    2. Adoption of stray dogs and abandoned cats by school
    3. Maintenance of school garden by students
    4. Growing few fruits, vegetables, grains, pulses etc in school campus through natural farming method which also may sometime need maintaining a cow shed in school.
    5. Inclusion of these animals in school rituals and traditions. A school in Michigan provides a sanctuary to a mother duck who returns every year to lay eggs in the school. When the ducklings are old enough they walk through the hallway and led to a nearby water body with the help of students and staff. This now is a yearly ritual of the school.
    6. Every student being assigned to plant and maintain at least one tree through his schooling time.
    7. Students involved in growing food at home with their parents (again as a lifetime project).

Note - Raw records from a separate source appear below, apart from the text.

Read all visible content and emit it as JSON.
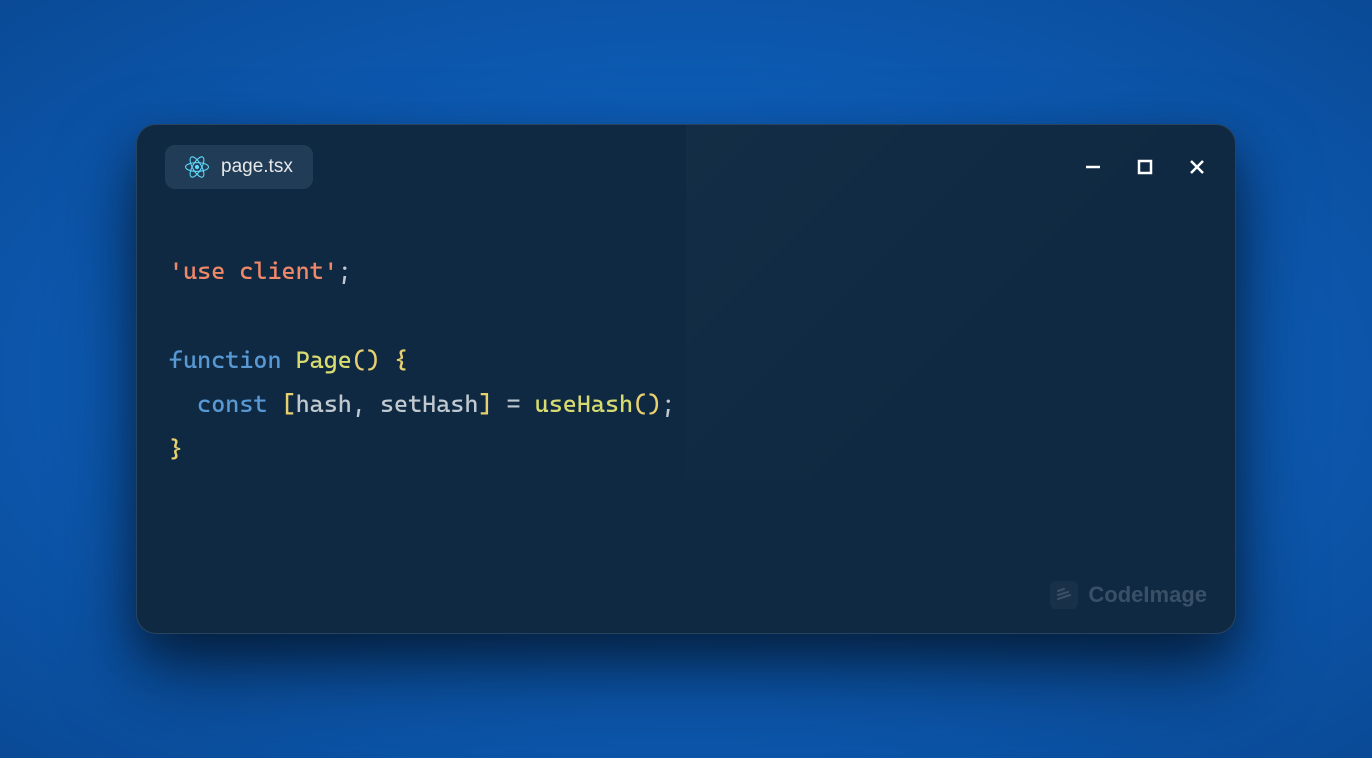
{
  "tab": {
    "filename": "page.tsx",
    "icon": "react-icon"
  },
  "window_controls": {
    "minimize": "minimize",
    "maximize": "maximize",
    "close": "close"
  },
  "code": {
    "lines": [
      {
        "tokens": [
          {
            "t": "'use client'",
            "c": "tok-string"
          },
          {
            "t": ";",
            "c": "tok-semi"
          }
        ]
      },
      {
        "tokens": []
      },
      {
        "tokens": [
          {
            "t": "function",
            "c": "tok-keyword"
          },
          {
            "t": " ",
            "c": ""
          },
          {
            "t": "Page",
            "c": "tok-function"
          },
          {
            "t": "()",
            "c": "tok-paren"
          },
          {
            "t": " ",
            "c": ""
          },
          {
            "t": "{",
            "c": "tok-brace"
          }
        ]
      },
      {
        "tokens": [
          {
            "t": "  ",
            "c": ""
          },
          {
            "t": "const",
            "c": "tok-const"
          },
          {
            "t": " ",
            "c": ""
          },
          {
            "t": "[",
            "c": "tok-bracket"
          },
          {
            "t": "hash",
            "c": "tok-var"
          },
          {
            "t": ", ",
            "c": "tok-var"
          },
          {
            "t": "setHash",
            "c": "tok-var"
          },
          {
            "t": "]",
            "c": "tok-bracket"
          },
          {
            "t": " = ",
            "c": "tok-op"
          },
          {
            "t": "useHash",
            "c": "tok-call"
          },
          {
            "t": "()",
            "c": "tok-paren"
          },
          {
            "t": ";",
            "c": "tok-semi"
          }
        ]
      },
      {
        "tokens": [
          {
            "t": "}",
            "c": "tok-brace"
          }
        ]
      }
    ]
  },
  "watermark": {
    "label": "CodeImage"
  },
  "colors": {
    "bg_gradient_center": "#1a8cff",
    "bg_gradient_mid": "#0d5cb6",
    "bg_gradient_edge": "#0a4a96",
    "editor_bg": "#0f2942",
    "string": "#f08868",
    "keyword": "#5899d4",
    "function": "#d8dc70",
    "bracket": "#e8d070"
  }
}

    8. Students themselves spreading awareness about community farming, forestation to local communities and helping them setup community farms.

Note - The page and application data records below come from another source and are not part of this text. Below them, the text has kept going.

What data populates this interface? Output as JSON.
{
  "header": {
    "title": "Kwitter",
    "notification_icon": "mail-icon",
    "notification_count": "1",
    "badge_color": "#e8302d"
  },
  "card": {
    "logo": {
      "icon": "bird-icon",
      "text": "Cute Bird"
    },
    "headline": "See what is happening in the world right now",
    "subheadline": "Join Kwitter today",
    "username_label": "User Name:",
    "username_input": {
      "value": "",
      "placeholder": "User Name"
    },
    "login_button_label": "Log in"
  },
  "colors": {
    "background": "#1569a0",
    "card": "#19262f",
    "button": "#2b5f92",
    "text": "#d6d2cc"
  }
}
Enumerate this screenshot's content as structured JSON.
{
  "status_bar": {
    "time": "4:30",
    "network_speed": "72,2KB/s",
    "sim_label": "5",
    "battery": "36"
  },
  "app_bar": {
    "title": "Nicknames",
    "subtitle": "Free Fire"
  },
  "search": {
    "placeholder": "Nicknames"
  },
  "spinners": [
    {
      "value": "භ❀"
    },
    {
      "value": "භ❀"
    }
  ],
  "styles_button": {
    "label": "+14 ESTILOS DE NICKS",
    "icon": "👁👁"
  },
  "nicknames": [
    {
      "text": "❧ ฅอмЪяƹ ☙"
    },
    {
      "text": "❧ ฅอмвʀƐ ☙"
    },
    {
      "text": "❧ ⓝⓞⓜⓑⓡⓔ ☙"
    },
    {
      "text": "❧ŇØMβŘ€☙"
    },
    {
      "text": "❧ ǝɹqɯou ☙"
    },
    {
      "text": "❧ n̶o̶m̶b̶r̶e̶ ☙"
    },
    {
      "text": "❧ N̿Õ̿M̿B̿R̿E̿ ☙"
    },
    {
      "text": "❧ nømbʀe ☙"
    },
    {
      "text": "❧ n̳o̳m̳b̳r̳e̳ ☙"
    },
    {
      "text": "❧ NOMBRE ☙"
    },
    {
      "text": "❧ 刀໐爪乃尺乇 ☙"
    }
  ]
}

    9. Guided forest tours and camping. Not just a day affair, but spending a good week or so in the forests.
    10. Organic waste management training for parents and students.

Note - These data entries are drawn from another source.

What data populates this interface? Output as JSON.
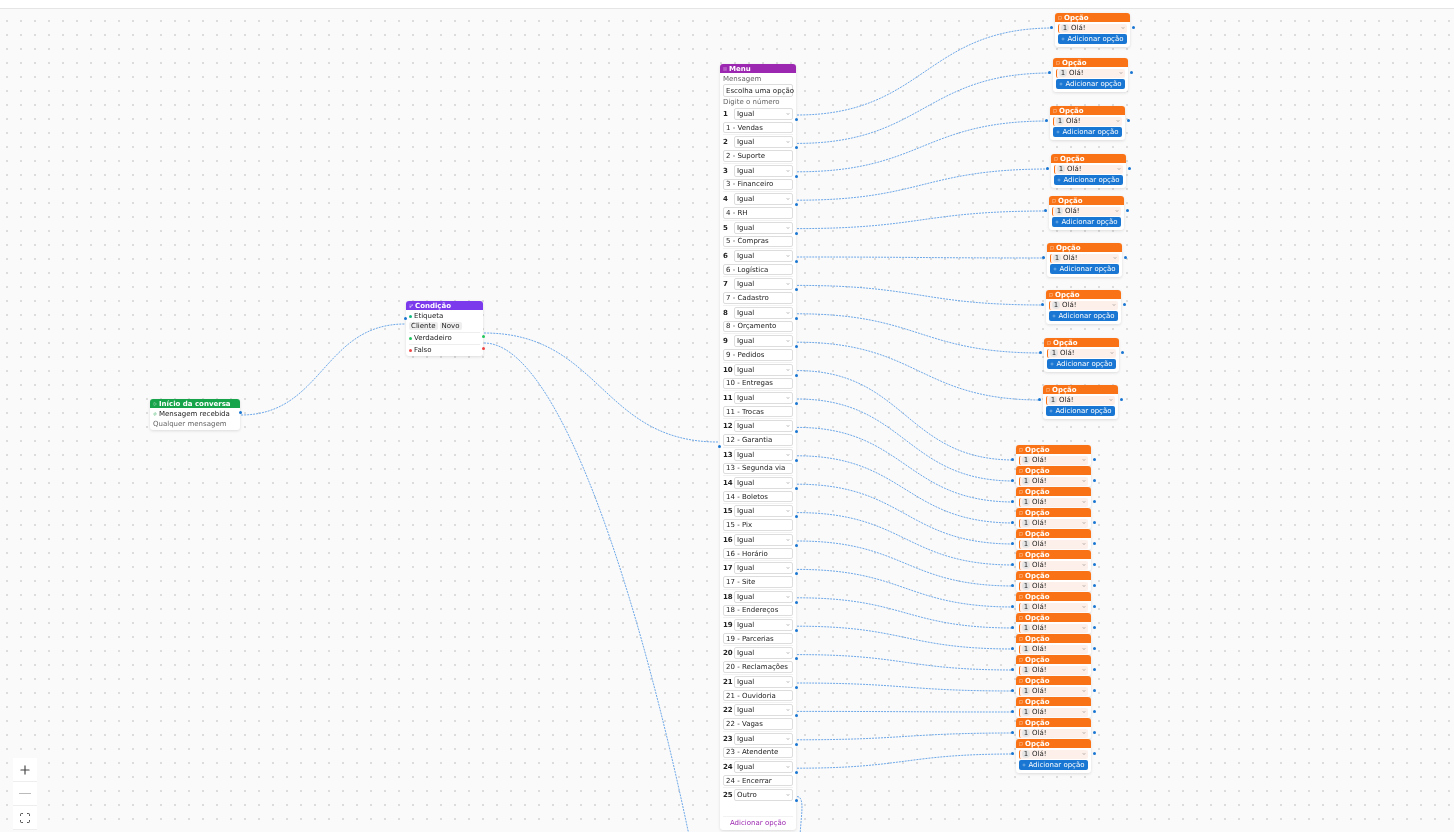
{
  "start": {
    "title": "Início da conversa",
    "trigger": "Mensagem recebida",
    "detail": "Qualquer mensagem"
  },
  "condition": {
    "title": "Condição",
    "field": "Etiqueta",
    "tags": [
      "Cliente",
      "Novo"
    ],
    "outputs": [
      {
        "label": "Verdadeiro",
        "kind": "true"
      },
      {
        "label": "Falso",
        "kind": "false"
      }
    ]
  },
  "menu": {
    "title": "Menu",
    "label": "Mensagem",
    "message": "Escolha uma opção",
    "hint": "Digite o número",
    "add": "Adicionar opção",
    "options": [
      {
        "number": "1",
        "operator": "Igual",
        "value": "1 - Vendas"
      },
      {
        "number": "2",
        "operator": "Igual",
        "value": "2 - Suporte"
      },
      {
        "number": "3",
        "operator": "Igual",
        "value": "3 - Financeiro"
      },
      {
        "number": "4",
        "operator": "Igual",
        "value": "4 - RH"
      },
      {
        "number": "5",
        "operator": "Igual",
        "value": "5 - Compras"
      },
      {
        "number": "6",
        "operator": "Igual",
        "value": "6 - Logística"
      },
      {
        "number": "7",
        "operator": "Igual",
        "value": "7 - Cadastro"
      },
      {
        "number": "8",
        "operator": "Igual",
        "value": "8 - Orçamento"
      },
      {
        "number": "9",
        "operator": "Igual",
        "value": "9 - Pedidos"
      },
      {
        "number": "10",
        "operator": "Igual",
        "value": "10 - Entregas"
      },
      {
        "number": "11",
        "operator": "Igual",
        "value": "11 - Trocas"
      },
      {
        "number": "12",
        "operator": "Igual",
        "value": "12 - Garantia"
      },
      {
        "number": "13",
        "operator": "Igual",
        "value": "13 - Segunda via"
      },
      {
        "number": "14",
        "operator": "Igual",
        "value": "14 - Boletos"
      },
      {
        "number": "15",
        "operator": "Igual",
        "value": "15 - Pix"
      },
      {
        "number": "16",
        "operator": "Igual",
        "value": "16 - Horário"
      },
      {
        "number": "17",
        "operator": "Igual",
        "value": "17 - Site"
      },
      {
        "number": "18",
        "operator": "Igual",
        "value": "18 - Endereços"
      },
      {
        "number": "19",
        "operator": "Igual",
        "value": "19 - Parcerias"
      },
      {
        "number": "20",
        "operator": "Igual",
        "value": "20 - Reclamações"
      },
      {
        "number": "21",
        "operator": "Igual",
        "value": "21 - Ouvidoria"
      },
      {
        "number": "22",
        "operator": "Igual",
        "value": "22 - Vagas"
      },
      {
        "number": "23",
        "operator": "Igual",
        "value": "23 - Atendente"
      },
      {
        "number": "24",
        "operator": "Igual",
        "value": "24 - Encerrar"
      },
      {
        "number": "25",
        "operator": "Outro"
      }
    ]
  },
  "replies": [
    {
      "title": "Opção",
      "number": "1",
      "text": "Olá!",
      "button": "Adicionar opção"
    },
    {
      "title": "Opção",
      "number": "1",
      "text": "Olá!",
      "button": "Adicionar opção"
    },
    {
      "title": "Opção",
      "number": "1",
      "text": "Olá!",
      "button": "Adicionar opção"
    },
    {
      "title": "Opção",
      "number": "1",
      "text": "Olá!",
      "button": "Adicionar opção"
    },
    {
      "title": "Opção",
      "number": "1",
      "text": "Olá!",
      "button": "Adicionar opção"
    },
    {
      "title": "Opção",
      "number": "1",
      "text": "Olá!",
      "button": "Adicionar opção"
    },
    {
      "title": "Opção",
      "number": "1",
      "text": "Olá!",
      "button": "Adicionar opção"
    },
    {
      "title": "Opção",
      "number": "1",
      "text": "Olá!",
      "button": "Adicionar opção"
    },
    {
      "title": "Opção",
      "number": "1",
      "text": "Olá!",
      "button": "Adicionar opção"
    },
    {
      "title": "Opção",
      "number": "1",
      "text": "Olá!"
    },
    {
      "title": "Opção",
      "number": "1",
      "text": "Olá!"
    },
    {
      "title": "Opção",
      "number": "1",
      "text": "Olá!"
    },
    {
      "title": "Opção",
      "number": "1",
      "text": "Olá!"
    },
    {
      "title": "Opção",
      "number": "1",
      "text": "Olá!"
    },
    {
      "title": "Opção",
      "number": "1",
      "text": "Olá!"
    },
    {
      "title": "Opção",
      "number": "1",
      "text": "Olá!"
    },
    {
      "title": "Opção",
      "number": "1",
      "text": "Olá!"
    },
    {
      "title": "Opção",
      "number": "1",
      "text": "Olá!"
    },
    {
      "title": "Opção",
      "number": "1",
      "text": "Olá!"
    },
    {
      "title": "Opção",
      "number": "1",
      "text": "Olá!"
    },
    {
      "title": "Opção",
      "number": "1",
      "text": "Olá!"
    },
    {
      "title": "Opção",
      "number": "1",
      "text": "Olá!"
    },
    {
      "title": "Opção",
      "number": "1",
      "text": "Olá!"
    },
    {
      "title": "Opção",
      "number": "1",
      "text": "Olá!",
      "button": "Adicionar opção"
    }
  ]
}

  2. Art Education – No everyone can or should become artists. But everyone can and should practice and appreciate art. There are places in India which have this culture of learning, practicing and appreciating all forms of art and that reflects in the life style and outlook towards life of the people in those places. Such a culture must be nurtured from childhood.
    1. Visual art, Music, Dance and theater should be made compulsory subjects in schools and there must be enough time assigned for it.
    2. Art exhibitions, music and dance concerts, theater productions should be taken to schools or kids should be brought to such places on regular basis.
    3. A couple of theater, music, dance productions each and art shows must become compulsory output of every school on a yearly or half yearly basis
    4. Inter school competitions should be done on a regular basis and a lot of prestige should get attached to such competitions.
    5. Students to maintain sketchbooks as a visual journal. Sketchbook sharing sessions to be held in schools and among schools.
    6. Idols need to be created in these fields for students so that they can be inspired. Big names in these fields should be brought to schools and interact with kids.
    7. Group art projects and community art projects and installations.
    8. Storytelling and story writing
    9. Story book illustrations
    10. Schools or classes getting their own annual original story book published with illustrations, all done by students.

For specific and exact sciences here are a few suggestions that come to my mind.

  1. Labs should be setup in all schools. If there is no space for labs, class room can be converted to labs.
  2. Education should happen in labs. People should make first and then learn from it rather than the other way round.
  3. Labs work should carry more weight than theoretical evaluation in learning process.
  4. There should be team project works in lab and students should be evaluated as a team and as individual.
  5. For teaching theory there should be discussions and dialogues and the teacher should act as a guide and moderator.
  6. A form of teaching whereby absorbing knowledge rather than dissipating knowledge should be encouraged. Meaning the students proactively must question each other and the teacher instead of teacher pushing things down their throat.

Childhood’s End

I made this painting titled ‘Childhood’s End’ way back in 2011 and wrote the above piece more than a year earlier. Children are intuitive, creative and inquisitive by nature in varying degrees. Instead of nurturing that we have been suppressing it for a very long period of time now. But there are a few who have been doing their best to bring about a change. But a change is not possible here unless majority believe in it. Because the change here is a psychological one. Its a change in our value system. Hence a continuous dialogue is necessary. Support to those who are trying to bring changes is necessary. Even the smallest of actions is necessary. Otherwise our society will continue to chase it shadow be stuck in an infinite loop for ever.